By Seamus Casey
Elm Staff Writer
Transitioning into any new situation, whether it be a new semester, job, or any new environment, can be extremely difficult even to the most resilient individuals. There are countless articles by Forbes, Business Insider, and other news outlets, that describe the ability to change as a common characteristc shared amongst top entrepreneurs. Though Washington College is small, it is academically competitive and can be socially intimidating. Students should remind themselves not to burden their minds with the overwhelming pressure to succeed. Even Rome was not built in one day; the same principle applies for WC students in their academic success.
There are several major points to keep in mind while transitioning into the spring semester. One important core value is to stay positive. When someone is in a new, frightening situation, it is vital to remain calm and try hard to adapt to the situation. Do not ignore the anxiety because this will just double the amount of stress. Most successful people take all the emotions and stresses of their days then transmute it into a positive energy for their work, whether it be financial, academic, or social activity.
Drawing from personal experience, I know of such an individual who grew up in a very bleak environment and now is a multi-millionaire. Ben Lewis, Inc. run by Ben Lewis, is the company with which I am currently employed. Ben Lewis came from a poor family and his father died at age 13. When his father passed away, Lewis was left with only 13 dollars in his pocket. Lewis then traveled to D.C. to learn from the local plumbers. From there, he built on his work experience every day to progress his future so his children would not live such a bleak life. Today, Lewis retains 60% of his name-brand company, and is retired on a ranch in the hills of Pennsylvania.

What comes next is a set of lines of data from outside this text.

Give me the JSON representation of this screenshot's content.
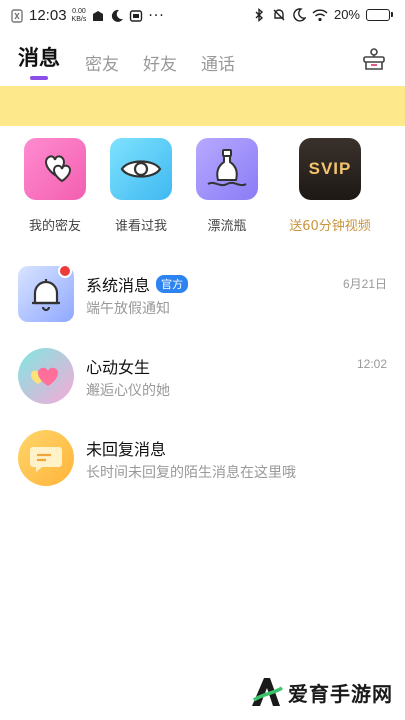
{
  "statusbar": {
    "time": "12:03",
    "speed_value": "0.00",
    "speed_unit": "KB/s",
    "battery": "20%",
    "battery_level": 0.2
  },
  "tabs": [
    {
      "label": "消息",
      "active": true
    },
    {
      "label": "密友",
      "active": false
    },
    {
      "label": "好友",
      "active": false
    },
    {
      "label": "通话",
      "active": false
    }
  ],
  "quick_entries": [
    {
      "label": "我的密友",
      "icon": "hearts-icon",
      "color": "#f35fb0"
    },
    {
      "label": "谁看过我",
      "icon": "eye-icon",
      "color": "#3fb8f0"
    },
    {
      "label": "漂流瓶",
      "icon": "bottle-icon",
      "color": "#8a7cf5"
    },
    {
      "label": "送60分钟视频",
      "icon": "svip-icon",
      "color": "#c8953c",
      "badge_text": "SVIP"
    }
  ],
  "messages": [
    {
      "title": "系统消息",
      "badge": "官方",
      "subtitle": "端午放假通知",
      "time": "6月21日",
      "icon": "bell-icon",
      "unread": true
    },
    {
      "title": "心动女生",
      "subtitle": "邂逅心仪的她",
      "time": "12:02",
      "icon": "hearts-icon"
    },
    {
      "title": "未回复消息",
      "subtitle": "长时间未回复的陌生消息在这里哦",
      "time": "",
      "icon": "chat-bubble-icon"
    }
  ],
  "watermark": {
    "text": "爱育手游网"
  }
}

If all students could live to such an example, they could find that transitioning from recreation at home to a competitive school environment is not as hard as it looks.